▶ **Required action**
Every entry below should be returned exactly as it appears, with pictures left out.

▶ **Component data from apps and pages**
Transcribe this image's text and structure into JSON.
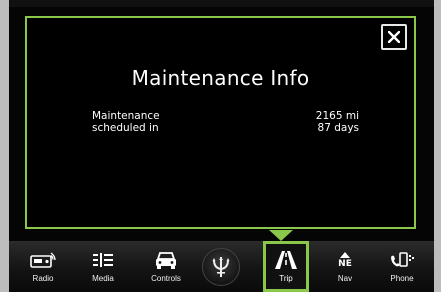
{
  "popup": {
    "title": "Maintenance Info",
    "label_line1": "Maintenance",
    "label_line2": "scheduled in",
    "miles": "2165 mi",
    "days": "87 days"
  },
  "navbar": {
    "items": [
      {
        "label": "Radio",
        "icon": "radio-icon"
      },
      {
        "label": "Media",
        "icon": "media-icon"
      },
      {
        "label": "Controls",
        "icon": "car-icon"
      },
      {
        "label": "Trip",
        "icon": "trip-road-icon",
        "active": true
      },
      {
        "label": "Nav",
        "icon": "compass-ne-icon",
        "compass": "NE"
      },
      {
        "label": "Phone",
        "icon": "phone-icon"
      }
    ]
  },
  "colors": {
    "accent": "#8bc74a",
    "screen_bg": "#050505",
    "text": "#ffffff"
  }
}
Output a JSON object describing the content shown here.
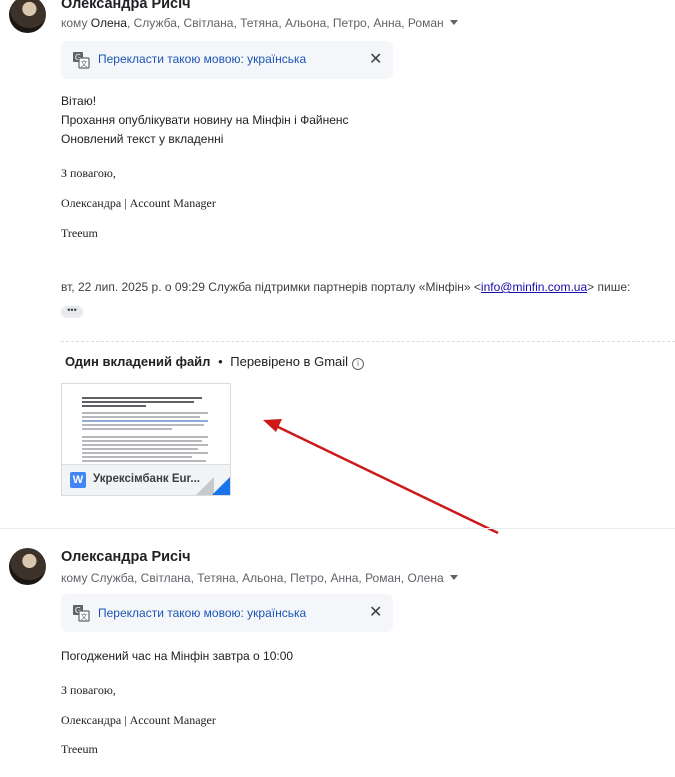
{
  "message1": {
    "sender": "Олександра Рисіч",
    "recipients_prefix": "кому ",
    "recipients_first": "Олена",
    "recipients_rest": ", Служба, Світлана, Тетяна, Альона, Петро, Анна, Роман",
    "translate_label": "Перекласти такою мовою: українська",
    "body": [
      "Вітаю!",
      "Прохання опублікувати новину на Мінфін і Файненс",
      "Оновлений текст у вкладенні"
    ],
    "signature": {
      "regards": "З повагою,",
      "name": "Олександра | Account Manager",
      "company": "Treeum"
    },
    "quote_prefix": "вт, 22 лип. 2025 р. о 09:29 Служба підтримки партнерів порталу «Мінфін» <",
    "quote_email": "info@minfin.com.ua",
    "quote_suffix": "> пише:",
    "attachments_title": "Один вкладений файл",
    "attachments_separator": "•",
    "attachments_verified": "Перевірено в Gmail",
    "attachment_name": "Укрексімбанк Eur..."
  },
  "message2": {
    "sender": "Олександра Рисіч",
    "recipients_prefix": "кому ",
    "recipients": "Служба, Світлана, Тетяна, Альона, Петро, Анна, Роман, Олена",
    "translate_label": "Перекласти такою мовою: українська",
    "body": [
      "Погоджений час на Мінфін завтра о 10:00"
    ],
    "signature": {
      "regards": "З повагою,",
      "name": "Олександра | Account Manager",
      "company": "Treeum"
    }
  },
  "icons": {
    "translate": "translate-icon",
    "close": "close-icon",
    "more": "ellipsis-icon",
    "info": "info-icon",
    "doc": "word-doc-icon",
    "caret": "chevron-down-icon"
  },
  "colors": {
    "link": "#1a56b7",
    "arrow": "#cc1a1a",
    "word": "#4285f4"
  }
}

▶ **Answer below**
Transcribe this image's text and structure into JSON.
{
  "popup": {
    "title": "Maintenance Info",
    "label_line1": "Maintenance",
    "label_line2": "scheduled in",
    "miles": "2165 mi",
    "days": "87 days"
  },
  "navbar": {
    "items": [
      {
        "label": "Radio",
        "icon": "radio-icon"
      },
      {
        "label": "Media",
        "icon": "media-icon"
      },
      {
        "label": "Controls",
        "icon": "car-icon"
      },
      {
        "label": "Trip",
        "icon": "trip-road-icon",
        "active": true
      },
      {
        "label": "Nav",
        "icon": "compass-ne-icon",
        "compass": "NE"
      },
      {
        "label": "Phone",
        "icon": "phone-icon"
      }
    ]
  },
  "colors": {
    "accent": "#8bc74a",
    "screen_bg": "#050505",
    "text": "#ffffff"
  }
}
Output a JSON object describing the content shown here.
{
  "message1": {
    "sender": "Олександра Рисіч",
    "recipients_prefix": "кому ",
    "recipients_first": "Олена",
    "recipients_rest": ", Служба, Світлана, Тетяна, Альона, Петро, Анна, Роман",
    "translate_label": "Перекласти такою мовою: українська",
    "body": [
      "Вітаю!",
      "Прохання опублікувати новину на Мінфін і Файненс",
      "Оновлений текст у вкладенні"
    ],
    "signature": {
      "regards": "З повагою,",
      "name": "Олександра | Account Manager",
      "company": "Treeum"
    },
    "quote_prefix": "вт, 22 лип. 2025 р. о 09:29 Служба підтримки партнерів порталу «Мінфін» <",
    "quote_email": "info@minfin.com.ua",
    "quote_suffix": "> пише:",
    "attachments_title": "Один вкладений файл",
    "attachments_separator": "•",
    "attachments_verified": "Перевірено в Gmail",
    "attachment_name": "Укрексімбанк Eur..."
  },
  "message2": {
    "sender": "Олександра Рисіч",
    "recipients_prefix": "кому ",
    "recipients": "Служба, Світлана, Тетяна, Альона, Петро, Анна, Роман, Олена",
    "translate_label": "Перекласти такою мовою: українська",
    "body": [
      "Погоджений час на Мінфін завтра о 10:00"
    ],
    "signature": {
      "regards": "З повагою,",
      "name": "Олександра | Account Manager",
      "company": "Treeum"
    }
  },
  "icons": {
    "translate": "translate-icon",
    "close": "close-icon",
    "more": "ellipsis-icon",
    "info": "info-icon",
    "doc": "word-doc-icon",
    "caret": "chevron-down-icon"
  },
  "colors": {
    "link": "#1a56b7",
    "arrow": "#cc1a1a",
    "word": "#4285f4"
  }
}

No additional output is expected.